In Jaynagar, Janakpur, “Adarsha Mahila Sangh” was established in 1948 with an objective of eliminating social evils and raise political awareness regarding women’s rights. It shows that the women were actively participating in politics since 20th century. Nepal Women’s Association was established in 1947 for social justice and equality. NC leader Mangala Devi Singh was more conscious about women’s voting right and freedom. Another women’s organization, Nari Jagriti, was founded in 1948, with an objective to promote female education.
In Nepal’s history after 1951, during King Tribhuvan’s period, an advisory assembly of male members formed, after a protest from Nepal Mahila Sangh and Akhil Mahila Sangathan, there were 4 women members involved in a new advisory assembly of 113 members.
The new Constitution, 2072, has drawn a black line to exclude them through citizenship process. Why were they excluded intentionally? If they were not able, how could they start such organizations in 20th century? Women’s Development Centre was established in 1977, in Nepalgunj with an objective of eradicating superstitious belief from our society.

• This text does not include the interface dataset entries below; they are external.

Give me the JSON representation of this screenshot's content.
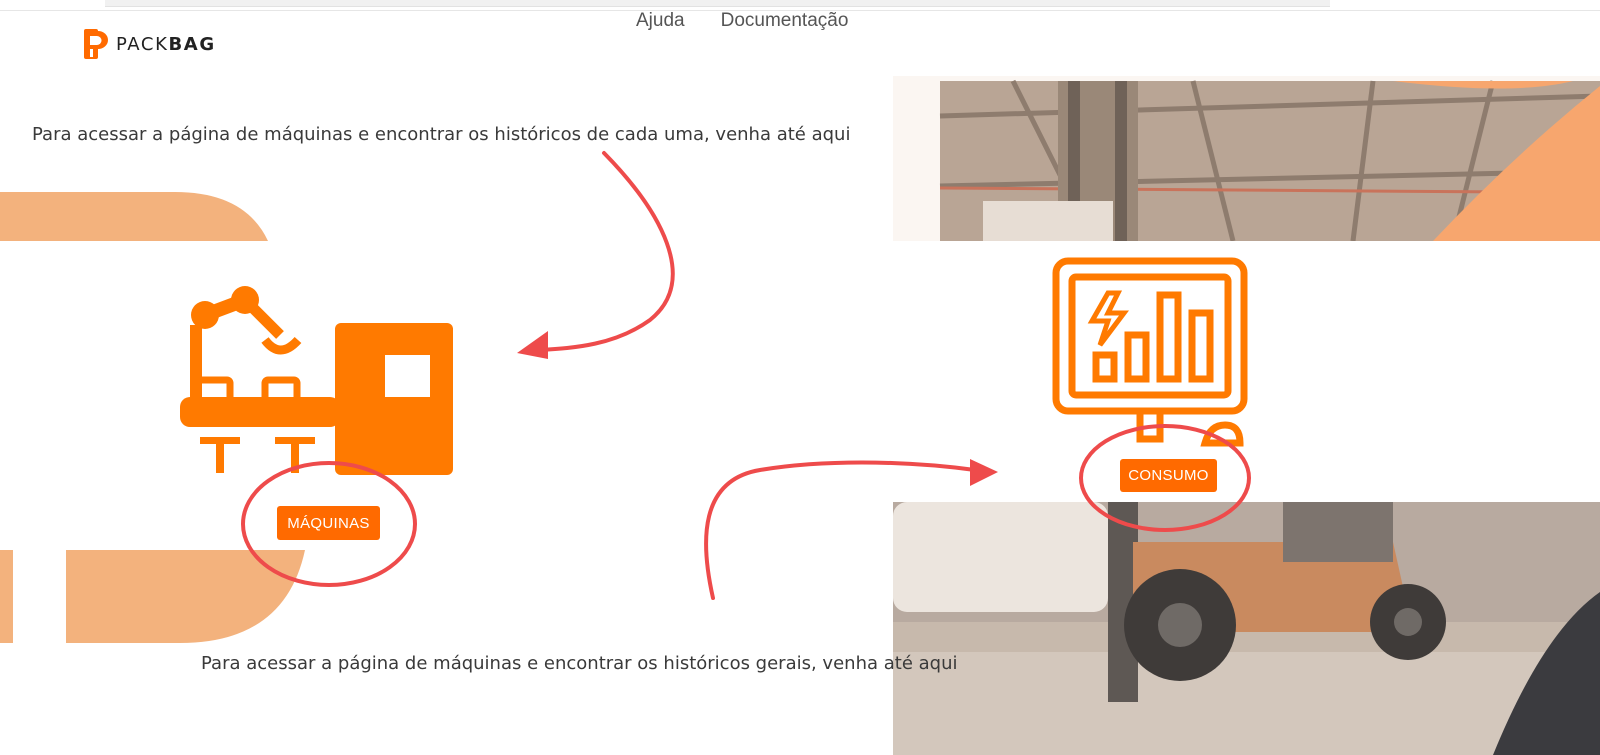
{
  "brand": {
    "logo_light": "PACK",
    "logo_bold": "BAG"
  },
  "nav": {
    "items": [
      "Ajuda",
      "Documentação"
    ]
  },
  "instructions": {
    "maquinas": "Para acessar a página de máquinas e encontrar os históricos de cada uma, venha até aqui",
    "consumo": "Para acessar a página de máquinas e encontrar os históricos gerais, venha até aqui"
  },
  "buttons": {
    "maquinas": "MÁQUINAS",
    "consumo": "CONSUMO"
  },
  "colors": {
    "brand_orange": "#ff6a00",
    "icon_orange": "#ff7a00",
    "deco_peach": "#f3b27d",
    "annotation_red": "#ee4b4b"
  },
  "icons": {
    "machine": "robotic-arm-factory-icon",
    "monitor": "energy-consumption-monitor-icon"
  }
}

Still, such beliefs are deep-rooted in practice, such as witch-hunting, and widows are considered as unfortunate sign. In 1978 Women Development Organization was established in Biratnagar which had a motive to help women become self-reliant. Despite such efforts the status of women has not improved in our society. It reminds me of Dr. V.R. Ambedkar’s quote, “If the fundamental rights are opposed by the community, no law, no Parliament, no judiciary can guarantee them in the real sense of the word. What is the use of the fundamental rights to the Negroes in America, to the Jews in Germany, and to the Untouchables in India?”
The Government established Women’s Training Centre in 1961 in Kathmandu and on the occasion of Women’s Year 1975, the government promoted and expanded this organization in Pokhara, Surkhet, Dhankuta and Dipayal. It is worth noting that none of the centers were expanded in Madhesh.
Under the new constitution, women are considered equal with that of their male counterparts. But it has added one more discriminatory brick wall for marginalized and deprived women. In Article 84 (1) (b), under PR in the lower house, there’s a provision for the representation of eight groups – Women, Dalits, Janajatis, Khasa-Aryas, Madhesis, Tharus, Muslims, and Underprivileged. As only Khasa-Aryas defined in constitution seem to keep the opportunities around their family and kinship. The clause discourages the deprived women to get access to the opportunity with well competent Khas-Aryas women.
Thus affirmative action to uplift those deprived women will not bring positive impact in their life through equality rather than equity. After 70 years of struggle, what the Constitution of Nepal, 2072 has to offer are: maintenance of patriarchal essence and regressive provisions for Nepali women. Even in pre-historical society women had right to give her child’s identity but Nepali women are still struggling for her identity and equal citizen’s right.
The major question here is, women have contributed to Nepali politics since beginning and struggled with their male counterparts in equal capacity, then why is this discrimination? Though women in Aryan Society have experienced many kinds of Gender Based Violence (GBV) and the state seems to fail to curtail this by making women legally weak. It is impossible to envision a modern society if women are not treated equally with their male counterparts.